$449 | Add the Boost hub for $109. The granddaddy of the multi-room wireless category, Sonos has been perfecting the art of meshing speakers and music sources for more than a decade, whether they be devices or Internet-based. Once connected to your Wi-Fi router, you can beam music from your phone or tablet to the top-of-the-line Play:5, plus you can hook up to more online subscription music services than any other system we tested. Sonos connects to Rdio, Spotify, Sirius XM and Deezer, among others. The best part is you can keep adding speakers, such as the smaller $219 Play:1, with up to 32 of them playing simultaneously around your home. A separate Boost hub can amplify signals if your home Wi-Fi is weak. The control app is slick, the selection is big and the sound is great.
Samsung Shape M7
$449 | Add the Boost hub for $69. Samsung’s speakers work much like Sonos’s, with a central hub allowing for up to 32 to be connected. The control app isn’t as simple to use and it doesn’t have as many online music services to connect to, but the speakers themselves sound good and are nice to look at. The triangular devices can be set horizontally or vertically with their included kickstands, which adds style to any room they’re in. As an extra bonus the Shape easily connects to Samsung smart TVs, so it can double as a sound bar.
Bang & Olufsen Beoplay A8
$1,300 | Wi-Fi-enabled speakers don’t come more high-end than the A8, which is why it’s no surprise that Bang & Olufsen’s offering has the crispest and widest range of sound of devices tested. The twin 10-inch speakers serve up an impressive 70 watts of bass and mid-range sound, plus 35 watts for treble. The A8 is also funky looking, with its disc-shaped speakers available in several colours, which almost qualifies as modern art. Mount it on your wall and it’s sure to be a conversation starter. The only downside is the hefty price tag.
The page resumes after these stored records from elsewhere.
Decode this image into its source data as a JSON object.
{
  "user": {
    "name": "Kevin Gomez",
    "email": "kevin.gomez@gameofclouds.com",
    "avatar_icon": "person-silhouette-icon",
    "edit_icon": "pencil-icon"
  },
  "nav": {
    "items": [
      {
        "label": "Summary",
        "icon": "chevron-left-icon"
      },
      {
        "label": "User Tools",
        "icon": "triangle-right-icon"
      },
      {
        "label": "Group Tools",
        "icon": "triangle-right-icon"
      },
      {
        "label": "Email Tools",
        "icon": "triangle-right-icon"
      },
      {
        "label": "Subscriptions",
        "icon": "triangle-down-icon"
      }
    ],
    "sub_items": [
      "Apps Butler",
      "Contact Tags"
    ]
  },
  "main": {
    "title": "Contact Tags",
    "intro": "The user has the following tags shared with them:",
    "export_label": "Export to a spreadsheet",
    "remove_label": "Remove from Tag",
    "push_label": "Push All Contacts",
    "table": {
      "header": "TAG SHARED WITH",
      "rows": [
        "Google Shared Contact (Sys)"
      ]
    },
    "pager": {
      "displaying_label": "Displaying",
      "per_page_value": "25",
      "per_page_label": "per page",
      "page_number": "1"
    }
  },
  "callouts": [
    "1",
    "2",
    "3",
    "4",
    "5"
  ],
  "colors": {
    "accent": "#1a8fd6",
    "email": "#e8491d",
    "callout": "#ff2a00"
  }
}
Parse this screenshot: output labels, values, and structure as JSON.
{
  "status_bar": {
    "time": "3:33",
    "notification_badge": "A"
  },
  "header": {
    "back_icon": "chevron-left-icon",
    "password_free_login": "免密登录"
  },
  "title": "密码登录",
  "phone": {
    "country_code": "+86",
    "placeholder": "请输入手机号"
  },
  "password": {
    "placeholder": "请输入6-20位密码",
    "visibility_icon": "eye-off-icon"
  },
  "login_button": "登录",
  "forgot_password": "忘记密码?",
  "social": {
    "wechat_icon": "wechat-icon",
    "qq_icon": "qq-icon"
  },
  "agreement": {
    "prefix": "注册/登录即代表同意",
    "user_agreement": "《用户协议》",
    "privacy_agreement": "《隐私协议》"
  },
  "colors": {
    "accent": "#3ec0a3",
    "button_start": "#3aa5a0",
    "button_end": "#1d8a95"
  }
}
$699 | Like Bang & Olufsen’s product, Sony’s high-end Wi-Fi unit connects right to your network and mobile device. Its plain black brick appearance doesn’t win any style points, but with seven speakers and a maximum output power of 154 watts, it packs a wallop. It’s the device for those who like it loud.